A healthy skepticism as always, but amplified to match the potential deceptiveness of media, or more accurately, more powerful media in the hands of those who would manipulate.
This is not the end of the world, though it might feel like that for some people who cling to the media to provide some form of certainty. And isn’t that the point here?
That more than ever before you’ll have to do the hard thing and THINK critically.
Otherwise you will be simply a tool in the agenda of other people, marketers and most certainly people who promote politicians.
It’s as pointless to wring our hands over this as it would be to blame Facebook for taking money from anyone at all who wants to run ads…well at least under the current laws.
But all this naivete of course extends to our politicians, who aren’t likely quite yet anyway to really understand Facebook and native advertising, and are no doubt incentivized to look the other way anyway.
It’s ironic that a growing number of them will have been helped in their election campaigns by people who certainly did understand the details of modern advertising/targeting/audience segmentation etc. works.

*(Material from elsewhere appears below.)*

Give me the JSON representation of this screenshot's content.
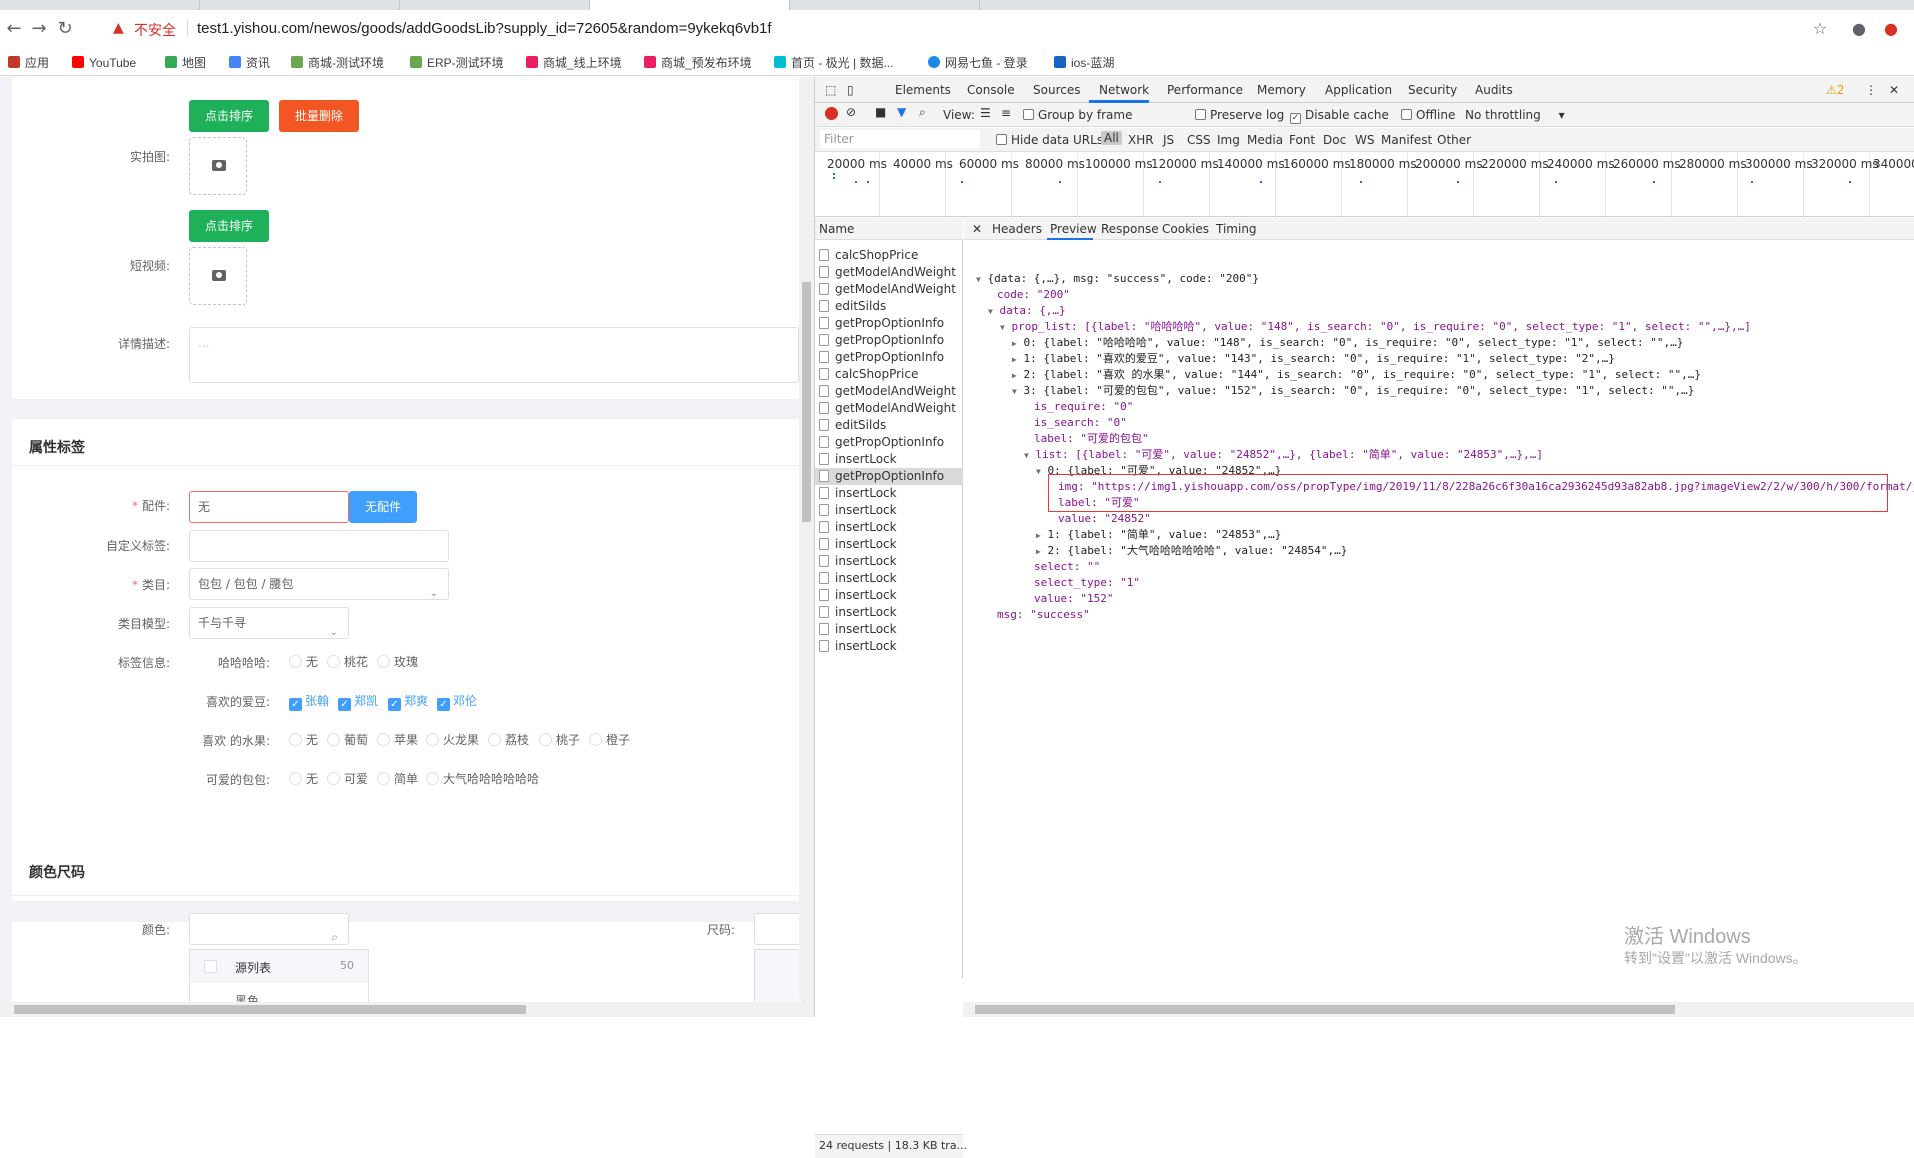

They, the ones who need to regulate new advertising just as TV, radio, etc. has always been, are still taking advantage of this gap between the sophistication of advertisers’ messaging and the understanding of the platforms delivering those messages had by the general public.